Dear Zaria: how do I find climate-conscious mental health care?

How does a person go about signing up for therapy? Let alone finding a climate aware therapist who is taking new clients?

I, first and foremost, feel the urge to congratulate you for making the decision to explore therapy. Therapy, albeit inaccessible for many, is a wonderful tool for helping us better understand ourselves and the way our subconscious programming shows up in our every day lives.

After deciding that you'd like to explore therapy options, the second step is to get clear on what forms of therapy might be most available to you, dependent on things like location, the type of care you seek and whether you may gravitate towards counseling you must pay for or, if this is not an option, sourcing  care that is free to its users.


Traditional talk therapy, where you sit in a cozy (sometimes cold and unfriendly) office with a soft couch for you to perch on, is not for everyone.

You may decide that this form of discussion and dialogue is not suitable for you—maybe you don't enjoy emoting in this way, or this isn't an effective way of sorting through the thoughts in your brain. Especially for my neurodivergent folks, you may find that something like group or art therapy caters more to your needs.

In this case, you can use an online directory like this one to find what forms of group therapy may be available in your area.

Alternatively, say you're not too keen on engaging in any sort of counseling in person at all, and virtual or teletherapy, offered by services like Betterhelp or specific practitioners, might be ideal. Directories like GoodTherapy allow you to see which therapists offer Telehealth services, for example.

Once you've decided what sort of therapy might appeal to you and your specific needs (and of course getting clear on what those needs are, in general), you'll be able to decide what therapy route is best for you.

Finances will obviously play a part in whatever path you decide to take, but getting clear on these other things I've mentioned is equally as important.
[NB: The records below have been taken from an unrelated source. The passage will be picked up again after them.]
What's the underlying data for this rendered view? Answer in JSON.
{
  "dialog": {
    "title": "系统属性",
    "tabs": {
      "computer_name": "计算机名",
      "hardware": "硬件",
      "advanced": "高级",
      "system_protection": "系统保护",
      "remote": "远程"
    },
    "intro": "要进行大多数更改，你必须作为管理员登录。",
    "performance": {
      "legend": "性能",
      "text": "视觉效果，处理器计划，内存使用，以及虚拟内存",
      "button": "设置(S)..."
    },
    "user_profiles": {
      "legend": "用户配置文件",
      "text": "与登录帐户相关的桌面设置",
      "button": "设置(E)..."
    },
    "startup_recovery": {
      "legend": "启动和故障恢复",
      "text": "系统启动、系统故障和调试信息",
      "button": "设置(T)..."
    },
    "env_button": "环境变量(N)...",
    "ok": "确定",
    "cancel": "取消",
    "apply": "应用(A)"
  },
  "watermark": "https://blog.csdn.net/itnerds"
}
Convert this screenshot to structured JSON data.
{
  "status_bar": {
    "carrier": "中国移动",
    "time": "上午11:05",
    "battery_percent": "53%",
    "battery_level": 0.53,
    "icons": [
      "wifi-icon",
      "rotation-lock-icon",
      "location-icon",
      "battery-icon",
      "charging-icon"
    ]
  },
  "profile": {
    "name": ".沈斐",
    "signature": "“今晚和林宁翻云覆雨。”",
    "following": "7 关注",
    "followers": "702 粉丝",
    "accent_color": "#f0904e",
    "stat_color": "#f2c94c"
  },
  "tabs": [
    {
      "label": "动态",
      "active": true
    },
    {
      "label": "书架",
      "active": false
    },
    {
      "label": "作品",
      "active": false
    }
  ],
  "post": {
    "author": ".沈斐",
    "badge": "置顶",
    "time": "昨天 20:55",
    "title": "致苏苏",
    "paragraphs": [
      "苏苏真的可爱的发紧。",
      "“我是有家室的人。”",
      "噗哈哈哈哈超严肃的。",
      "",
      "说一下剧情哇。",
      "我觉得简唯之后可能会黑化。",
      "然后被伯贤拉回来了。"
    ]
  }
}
Deciding what type of therapy (i.e. individual, group, art therapy) you'd like to try, and the method through which you'd like to receive that care (in-person with a counselor 1:1, virtually, with or without others, etc), is half of the battle.

The other half is a bit more fun: finding the right therapist for you.

Thanks to platforms like ClimatePsychology, you can find climate-aware therapists, and the state they practice in, pretty easily and see if they take your insurance, if you plan on paying for their services in this way.

While in the beginning stages of connecting with a potential therapist, it'll be important to mention that climate anxiety, or the impacts of climate change on your life and mental wellbeing, is something you'll want to prioritize when developing your treatment plan.

If your future therapist doesn't clearly state that managing the impacts of climate change is a part of their counseling plan in your initial conversations, this will be important to note, and might pose as an obvious incompatibility.


There are, thankfully, due to the rise in folks experience climate anxiety everywhere, a host of free resources that have also been made available to us.

Some of them include:

  1. All We Can Save Circles; a self-hosted "book club" like circle that provides intimate spaces for groups of people to deal with their climate anxiety.
  2. Climate Awakening; listening for folks to share their vulnerable fears and feelings surrounding our changing climate.
  3. Eco-Anxious Stories; a collective of stories and resources for managing climate anxiety, among other difficult emotions.

Happy climate-conscious healing.